Food prices remain lower than two years ago despite increases

One of the reasons highlighted by some traders was the recent government intervention to control prices and restructuring the market.
A vendor sells vegetable at Kimironko market in Kigali. Courtesy.

Data gathered from a survey conducted by this newspaper from various markets revealed that although there had been increases in food prices, they remain comparatively low compared to the 2017 and the second half of 2018 levels.

According to the data, one kilogramme of Irish potatoes is ranging between Rwf240 and Rwf290 depending on the type compared to back in September 2018 and 2017.

It was the same with cassava and banana prices which ranged between Rwf150 and Rwf200 a kilogramme are now between Rwf140 to Rwf190 respectively.

One of the reasons highlighted by some traders was the recent government intervention to control prices and restructuring the market.

Théoneste Nzanimpa, an Irish potato traders’ representative from Kacyiru Zone, said that the initiative led to the elimination of middlemen who used to increase prices at the expense of farmers and final consumers.

“They used to increase prices by as much as more than Rwf60 kilo” he said, adding that following the government’s intervention, farmers are now able to sell directly to traders who then sell to final consumers.

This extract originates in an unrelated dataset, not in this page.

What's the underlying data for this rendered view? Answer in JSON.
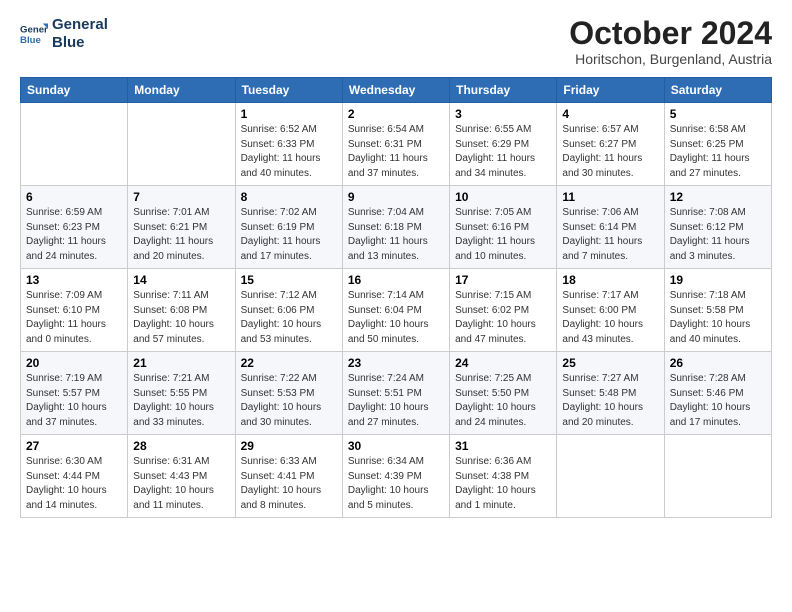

Dr Charles Bucagu, Deputy Director-General of Agriculture Research and Technological Transfer, Rwanda Agriculture and Animal Resources Development Board (RAB), said that apart from market restructuring, which has eliminated speculation, the government through the Ministry of Agriculture and Animal Resources, with its associated bodies like RAB, came up with more weather and disease resistant and more yielding varieties for cassava and Irish potatoes which improved the supply side.

Singling out cassava, he added that since 2017, they had given out two cassava varieties which are resistant to cassava brown streak disease and it has increased the production level for farmers leading to low prices.

editor@newtimesrwanda.com